** Instructions for the task **
Please repeat the records word for word and skip the pictures.

*** Opening of Source information ***

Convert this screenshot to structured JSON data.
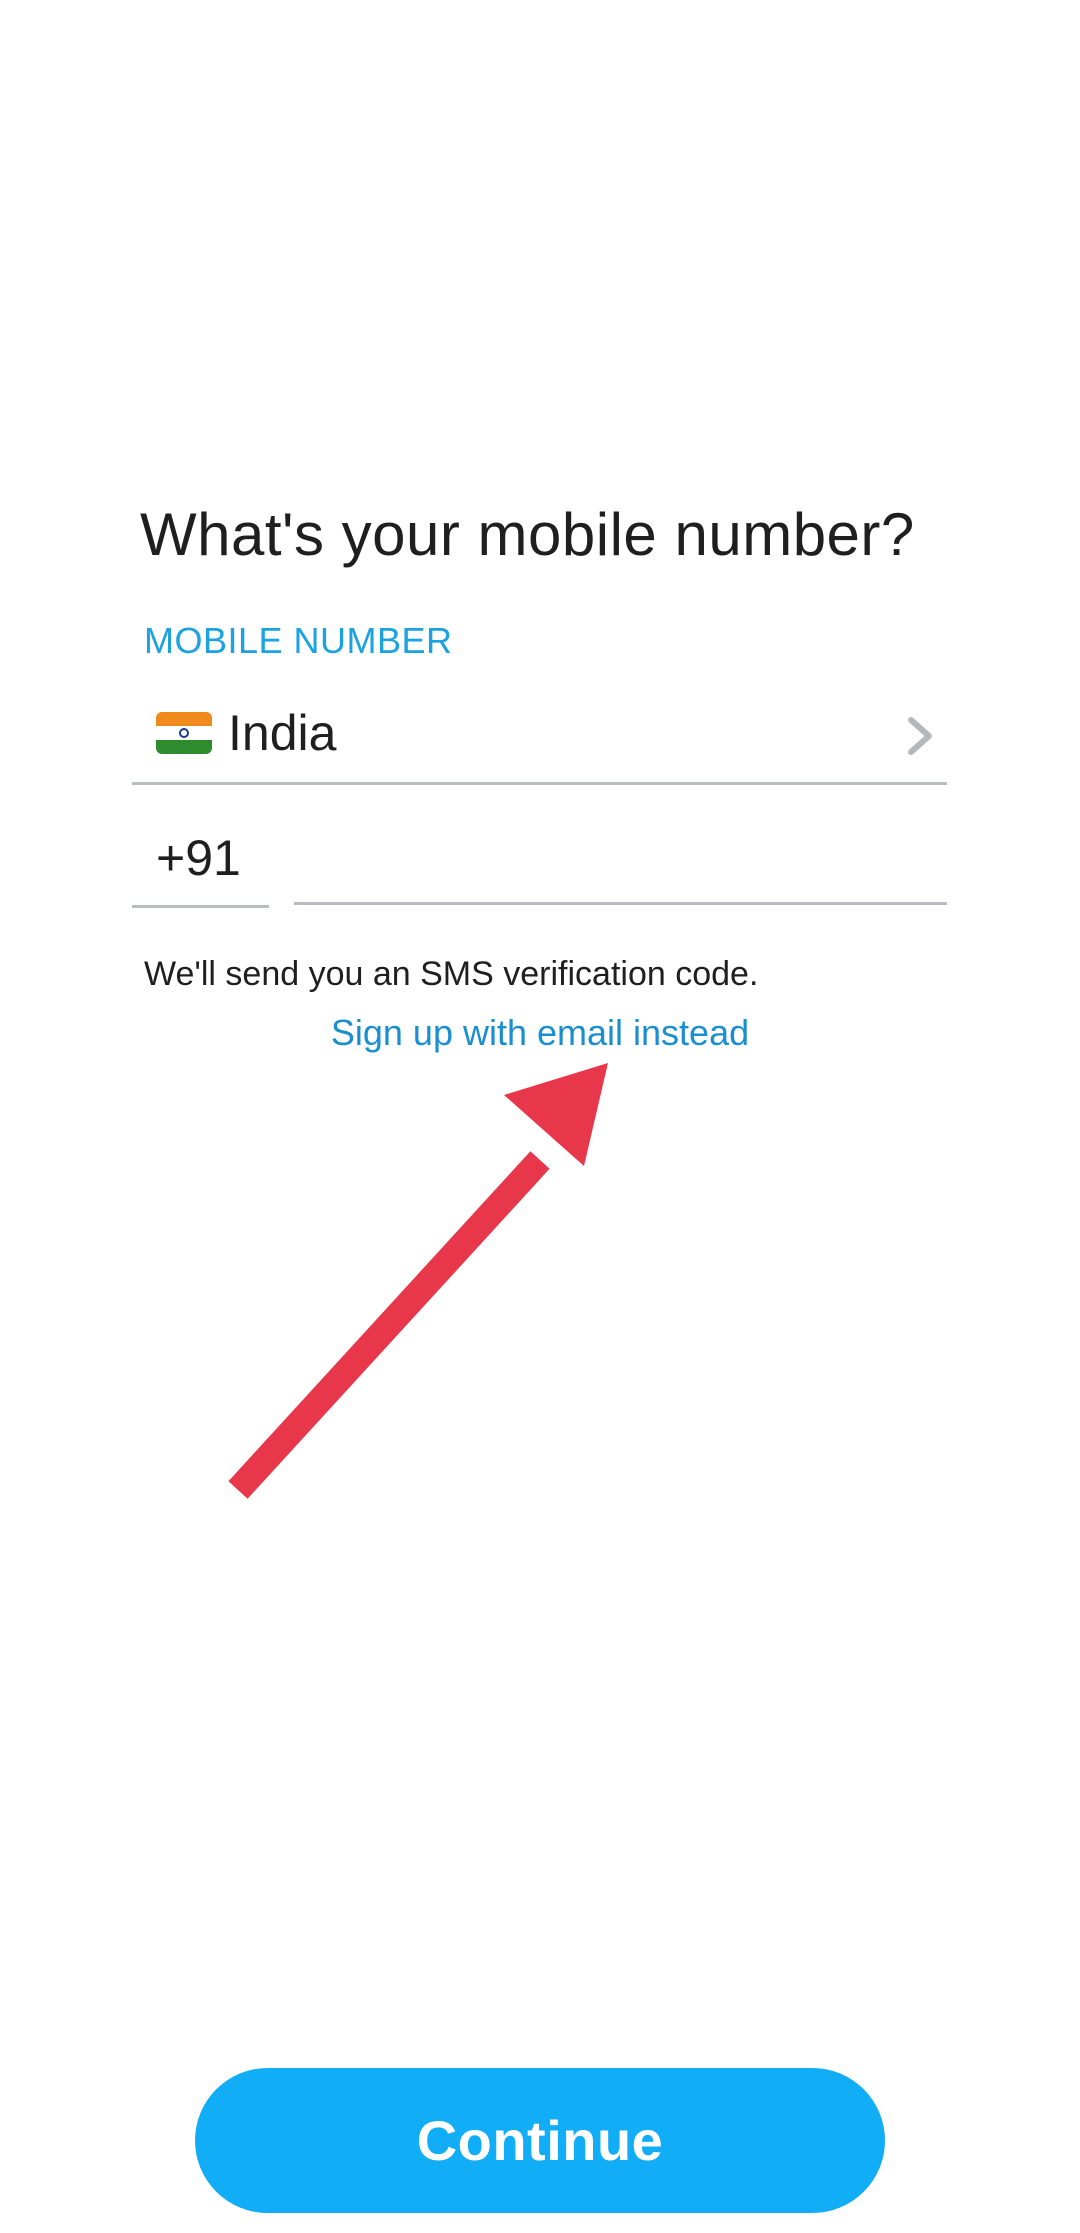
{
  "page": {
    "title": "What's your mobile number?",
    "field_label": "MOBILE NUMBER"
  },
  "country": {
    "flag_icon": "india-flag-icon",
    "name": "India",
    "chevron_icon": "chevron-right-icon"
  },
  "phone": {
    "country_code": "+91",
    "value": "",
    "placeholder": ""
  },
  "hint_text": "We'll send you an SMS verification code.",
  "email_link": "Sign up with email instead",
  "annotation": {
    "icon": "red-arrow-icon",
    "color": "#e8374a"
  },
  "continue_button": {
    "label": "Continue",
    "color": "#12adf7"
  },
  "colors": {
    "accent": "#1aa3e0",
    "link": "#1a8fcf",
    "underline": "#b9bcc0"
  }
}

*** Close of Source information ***

** Result below **
Convert this screenshot to structured JSON data.
{
  "page": {
    "title": "What's your mobile number?",
    "field_label": "MOBILE NUMBER"
  },
  "country": {
    "flag_icon": "india-flag-icon",
    "name": "India",
    "chevron_icon": "chevron-right-icon"
  },
  "phone": {
    "country_code": "+91",
    "value": "",
    "placeholder": ""
  },
  "hint_text": "We'll send you an SMS verification code.",
  "email_link": "Sign up with email instead",
  "annotation": {
    "icon": "red-arrow-icon",
    "color": "#e8374a"
  },
  "continue_button": {
    "label": "Continue",
    "color": "#12adf7"
  },
  "colors": {
    "accent": "#1aa3e0",
    "link": "#1a8fcf",
    "underline": "#b9bcc0"
  }
}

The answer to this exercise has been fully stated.